Is he killing himself softly with his anti-semitic song? Can he emerge intact? Was he ever intact? Well, he has at least 400 million little buddies to help him through. What fails without him? He could just hang out in Timbuktu for a year. Or maybe his psyche will not allow it. Maybe he’s trying to martyr himself into the Tupac zone. Then maybe his commercially unsatisfying raps once overlooked will make more sense.
The fact is that I care much more about Musk as he represents and has generated real engineering genius. The problem is that I don’t think, like the Oracle of Omaha, Warren Buffett, that Musk has generated a generation who can follow him up and sustain his energetic entrepreneurship. The exception would be the car company Lucid, whose vehicles are truly stunning, but we hear nothing of Solar City these days. PayPal has done well enough, as has Venmo. They made Apple do Apple Pay. If Musk pulls off what might be done with Twitter (something to do with bot-proof voting) it could be a massive boost for democracy worldwide. It might even make newspapers invest more in long form, given Twitter’s domination of the shortest.

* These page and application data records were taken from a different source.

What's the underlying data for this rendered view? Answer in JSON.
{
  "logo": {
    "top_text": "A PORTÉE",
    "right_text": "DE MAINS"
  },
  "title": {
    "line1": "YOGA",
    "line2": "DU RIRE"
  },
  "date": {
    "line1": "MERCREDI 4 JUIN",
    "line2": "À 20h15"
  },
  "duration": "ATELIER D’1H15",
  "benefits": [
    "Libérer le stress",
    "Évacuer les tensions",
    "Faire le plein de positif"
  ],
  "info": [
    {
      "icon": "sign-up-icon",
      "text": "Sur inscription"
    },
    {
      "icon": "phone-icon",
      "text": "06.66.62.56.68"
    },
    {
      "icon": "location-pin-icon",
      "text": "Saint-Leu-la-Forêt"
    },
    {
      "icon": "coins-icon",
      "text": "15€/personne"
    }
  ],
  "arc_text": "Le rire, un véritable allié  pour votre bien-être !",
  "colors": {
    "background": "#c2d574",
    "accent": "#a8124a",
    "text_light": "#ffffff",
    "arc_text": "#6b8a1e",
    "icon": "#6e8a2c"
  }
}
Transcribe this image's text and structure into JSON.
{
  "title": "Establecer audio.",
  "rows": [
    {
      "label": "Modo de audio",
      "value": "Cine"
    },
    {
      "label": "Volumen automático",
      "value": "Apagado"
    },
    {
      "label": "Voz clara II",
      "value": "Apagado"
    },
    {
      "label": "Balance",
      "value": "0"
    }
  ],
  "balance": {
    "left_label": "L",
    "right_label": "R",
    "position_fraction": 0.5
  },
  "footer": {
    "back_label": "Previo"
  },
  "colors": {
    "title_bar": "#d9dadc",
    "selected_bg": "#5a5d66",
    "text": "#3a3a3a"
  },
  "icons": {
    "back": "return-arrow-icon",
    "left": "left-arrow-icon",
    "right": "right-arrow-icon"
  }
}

All of this is speculation about that which deserves to live in our WEIRD eyes and how the wealthy might go off and find a tree. We haven’t integrated death well into our plans. We always think we might just pivot or reorg. We don’t see the value in purposefully downsizing unless we actually consider ourselves with contempt. Still, can you remember Dean Kamen? He’s the guy who had the world on fire in the days before his Segway was released, he had all of us imagining something to do with a Sterling engine. It turns out that even ChatGPT hasn’t found out enough about Dean Kamen’s work with Stirling engines to give me a workable clue. Then again, Kamen works out of New Hampshire. Small attack surface. He is out living in the trees, being productive and doing good things. Go look him up.
Naturally, I might make a Stoic suggestion about one’s attack surface, but I think the philosophy is silent on the matter. After all, the Stoics are world historically famous. On the other hand, no Stoic would engage in emotional arguments that make him a target for fools. I think this quote from Bertrand Russell works very well for today’s debates which leave so many people emotionally exposed.
If an opinion contrary to your own makes you angry, that is a sign that you are subconsciously aware of having no good reason for thinking as you do. If some one maintains that two and two are five, or that Iceland is on the equator, you should feel pity rather than anger, unless you know so little of arithmetic or geography that his opinion shakes your own contrary conviction.
The most savage controversies are those about matters as to which there is no good evidence either way. Persecution is used in theology, not in arithmetic, because in arithmetic there is knowledge, but in theology there is only opinion. So whenever you find yourself getting angry about a difference of opinion, be on your guard; you will probably find, on examination, that your belief is going beyond what the evidence warrants." — Bertrand Russell, An Outline of Intellectual Rubbish (1943)